Entries taken from a collection:
-- Opening Marker --
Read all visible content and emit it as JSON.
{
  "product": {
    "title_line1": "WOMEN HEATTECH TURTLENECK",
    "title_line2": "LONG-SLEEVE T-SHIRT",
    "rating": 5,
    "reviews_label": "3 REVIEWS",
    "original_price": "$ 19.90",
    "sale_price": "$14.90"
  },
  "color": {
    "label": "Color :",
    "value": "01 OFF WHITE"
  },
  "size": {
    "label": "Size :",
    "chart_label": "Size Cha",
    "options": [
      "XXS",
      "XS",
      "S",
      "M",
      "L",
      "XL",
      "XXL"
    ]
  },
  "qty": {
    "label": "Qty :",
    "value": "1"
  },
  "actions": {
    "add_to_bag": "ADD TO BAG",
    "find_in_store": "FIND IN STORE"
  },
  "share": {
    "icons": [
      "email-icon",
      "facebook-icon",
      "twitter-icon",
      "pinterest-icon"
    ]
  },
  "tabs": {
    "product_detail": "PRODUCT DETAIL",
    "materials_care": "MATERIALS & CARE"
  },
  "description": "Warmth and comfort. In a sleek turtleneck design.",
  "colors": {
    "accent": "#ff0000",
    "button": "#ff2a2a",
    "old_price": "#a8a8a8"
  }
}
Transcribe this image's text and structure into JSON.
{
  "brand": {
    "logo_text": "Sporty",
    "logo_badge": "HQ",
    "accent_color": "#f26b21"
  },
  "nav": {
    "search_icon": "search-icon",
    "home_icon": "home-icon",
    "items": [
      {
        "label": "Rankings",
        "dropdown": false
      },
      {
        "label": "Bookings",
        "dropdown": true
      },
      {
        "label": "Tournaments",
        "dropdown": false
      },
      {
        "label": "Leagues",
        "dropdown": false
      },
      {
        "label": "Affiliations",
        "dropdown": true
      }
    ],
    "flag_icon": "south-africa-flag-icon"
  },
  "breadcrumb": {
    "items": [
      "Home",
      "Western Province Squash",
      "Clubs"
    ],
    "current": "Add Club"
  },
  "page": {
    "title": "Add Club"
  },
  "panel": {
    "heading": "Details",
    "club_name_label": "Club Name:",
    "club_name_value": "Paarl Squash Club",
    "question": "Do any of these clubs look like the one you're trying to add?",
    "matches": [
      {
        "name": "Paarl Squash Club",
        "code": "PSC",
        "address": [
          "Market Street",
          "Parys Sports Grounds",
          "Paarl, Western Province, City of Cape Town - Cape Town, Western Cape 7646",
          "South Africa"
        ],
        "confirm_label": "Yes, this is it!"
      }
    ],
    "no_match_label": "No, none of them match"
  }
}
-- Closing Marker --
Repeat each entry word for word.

YOUR SOLUTION:
Read all visible content and emit it as JSON.
{
  "product": {
    "title_line1": "WOMEN HEATTECH TURTLENECK",
    "title_line2": "LONG-SLEEVE T-SHIRT",
    "rating": 5,
    "reviews_label": "3 REVIEWS",
    "original_price": "$ 19.90",
    "sale_price": "$14.90"
  },
  "color": {
    "label": "Color :",
    "value": "01 OFF WHITE"
  },
  "size": {
    "label": "Size :",
    "chart_label": "Size Cha",
    "options": [
      "XXS",
      "XS",
      "S",
      "M",
      "L",
      "XL",
      "XXL"
    ]
  },
  "qty": {
    "label": "Qty :",
    "value": "1"
  },
  "actions": {
    "add_to_bag": "ADD TO BAG",
    "find_in_store": "FIND IN STORE"
  },
  "share": {
    "icons": [
      "email-icon",
      "facebook-icon",
      "twitter-icon",
      "pinterest-icon"
    ]
  },
  "tabs": {
    "product_detail": "PRODUCT DETAIL",
    "materials_care": "MATERIALS & CARE"
  },
  "description": "Warmth and comfort. In a sleek turtleneck design.",
  "colors": {
    "accent": "#ff0000",
    "button": "#ff2a2a",
    "old_price": "#a8a8a8"
  }
}
Transcribe this image's text and structure into JSON.
{
  "brand": {
    "logo_text": "Sporty",
    "logo_badge": "HQ",
    "accent_color": "#f26b21"
  },
  "nav": {
    "search_icon": "search-icon",
    "home_icon": "home-icon",
    "items": [
      {
        "label": "Rankings",
        "dropdown": false
      },
      {
        "label": "Bookings",
        "dropdown": true
      },
      {
        "label": "Tournaments",
        "dropdown": false
      },
      {
        "label": "Leagues",
        "dropdown": false
      },
      {
        "label": "Affiliations",
        "dropdown": true
      }
    ],
    "flag_icon": "south-africa-flag-icon"
  },
  "breadcrumb": {
    "items": [
      "Home",
      "Western Province Squash",
      "Clubs"
    ],
    "current": "Add Club"
  },
  "page": {
    "title": "Add Club"
  },
  "panel": {
    "heading": "Details",
    "club_name_label": "Club Name:",
    "club_name_value": "Paarl Squash Club",
    "question": "Do any of these clubs look like the one you're trying to add?",
    "matches": [
      {
        "name": "Paarl Squash Club",
        "code": "PSC",
        "address": [
          "Market Street",
          "Parys Sports Grounds",
          "Paarl, Western Province, City of Cape Town - Cape Town, Western Cape 7646",
          "South Africa"
        ],
        "confirm_label": "Yes, this is it!"
      }
    ],
    "no_match_label": "No, none of them match"
  }
}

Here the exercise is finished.